Maureen Dowd : Obama & Co. Fail To Deliver Foreclosure Closure
Thursday, February 12, 2009
…..Tim Geithner, the learned and laconic civil servant and financial engineer, did not sweep in and infuse our shaky psyches with confidence. For starters, the 47-year-old’s voice kept cracking. Escorting us over the rickety, foggy bridge from TARP to Son of TARP by way of TALF — don’t ask — Geithner did not, as the president said when he drew on the wisdom of Fred Astaire, inspire us to pick ourselves up, dust ourselves off and start all over again. The Obama crowd is hung up on the same issues that the Bush crew was hung up on last September: Which of the potentially $2 or $3 trillion in toxic assets will the taxpayers buy and what will we pay for them? Despite the touting, the Treasury chief unveiled a plan short on illumination, recrimination, fine points and foreclosure closure. The Dow collapsed on its fainting couch as Sports Illustrated swimsuit models rang the closing bell. It wasn’t only that Geithner’s own tax history — and his time as head of the New York Fed when all the bad stuff was happening on Wall Street, and when he left with nearly a half-million in severance — makes him a dubious messenger for the president’s pledge to keep the haves from further betraying the have-nots. It wasn’t only that Americans’ already threadbare trust has been ripped by Hank Paulson’s mumbo-jumbo and the Democrats’ bad judgment in accessorizing the stimulus bill with Grammy-level “bling, bling,” as the R.N.C. chairman, Michael Steele, called it. The problem is that the “lost faith” that Geithner talked about in his announcement Tuesday cannot be restored as long as the taxpayers who are funding these wayward banks don’t have more control. Geithner is not even requiring the banks to lend in return for the $2 trillion his program will try to marshal, mostly by having the Fed print money out of thin air, thereby diluting our money, or borrowing more from China. (When, exactly, can China foreclose on us and start sending us toxic toys again?) There’s a weaselly feel to the plan, a sense that tough decisions were postponed even as President Obama warns about our “perfect storm of financial problems.” The outrage is going only one way, as we pony up trillion after trillion.

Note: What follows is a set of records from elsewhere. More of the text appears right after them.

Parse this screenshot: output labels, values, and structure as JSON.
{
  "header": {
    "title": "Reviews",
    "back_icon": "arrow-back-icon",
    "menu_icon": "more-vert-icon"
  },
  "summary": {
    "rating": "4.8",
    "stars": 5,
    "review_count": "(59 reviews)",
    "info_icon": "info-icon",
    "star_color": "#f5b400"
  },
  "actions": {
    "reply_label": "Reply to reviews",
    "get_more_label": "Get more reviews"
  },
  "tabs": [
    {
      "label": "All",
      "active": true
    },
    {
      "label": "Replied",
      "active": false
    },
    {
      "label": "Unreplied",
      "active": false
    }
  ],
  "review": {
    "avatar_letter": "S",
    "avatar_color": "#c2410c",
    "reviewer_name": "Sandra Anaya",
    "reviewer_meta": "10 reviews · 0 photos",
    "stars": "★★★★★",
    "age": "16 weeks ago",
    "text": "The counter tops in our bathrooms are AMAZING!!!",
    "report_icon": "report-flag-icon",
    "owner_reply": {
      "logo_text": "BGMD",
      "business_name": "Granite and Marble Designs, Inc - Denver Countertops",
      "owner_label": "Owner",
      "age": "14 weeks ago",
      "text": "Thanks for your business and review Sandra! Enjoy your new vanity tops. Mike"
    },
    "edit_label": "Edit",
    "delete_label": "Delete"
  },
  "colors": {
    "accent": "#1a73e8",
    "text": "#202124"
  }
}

…..The new plan offers insufficient meddling with Wall Street, even though Wall Street shows no sign that the hardscrabble economy has pierced its Hermès-swathed world. Wells Fargo, for instance, which has leeched $25 billion in bailout money, bought an inadvertently hilarious full-page ad in The Times to whinge about the junkets to Las Vegas and elsewhere it was forced to cancel because of public outrage. (The ad in The Times on Sunday could have cost up to $200,000, which may count as a bailout for our industry.) “Okay, time out. Something doesn’t feel right,” John Stumpf, the president and chief executive of Wells Fargo wrote in an open letter defending their two decades of four-day employee recognition “events.” Calling them junkets or boondoggles is “nonsense,” he protested, adding about his employees: “This recognition energizes them.” In this economy, simply having a job should energize them. Geithner is wrong. The pay of all the employees in bailed-out banks, not just top executives, should be capped…..Wall Street cannot be trusted to change its culture. Just look at the full-page ads that Bank of America (which got $45 billion) and Citigroup (which got $50 billion) are plastering in newspapers, lavishing taxpayer money on preening prose. We don’t want our money spent, as Citigroup did, to pat itself on the back “as we navigate the complexities together.” Bank of America cannot get back our trust by spending more of our cash to assure us that it’s “getting to work” on getting back our trust. Just get back to work and start repaying us.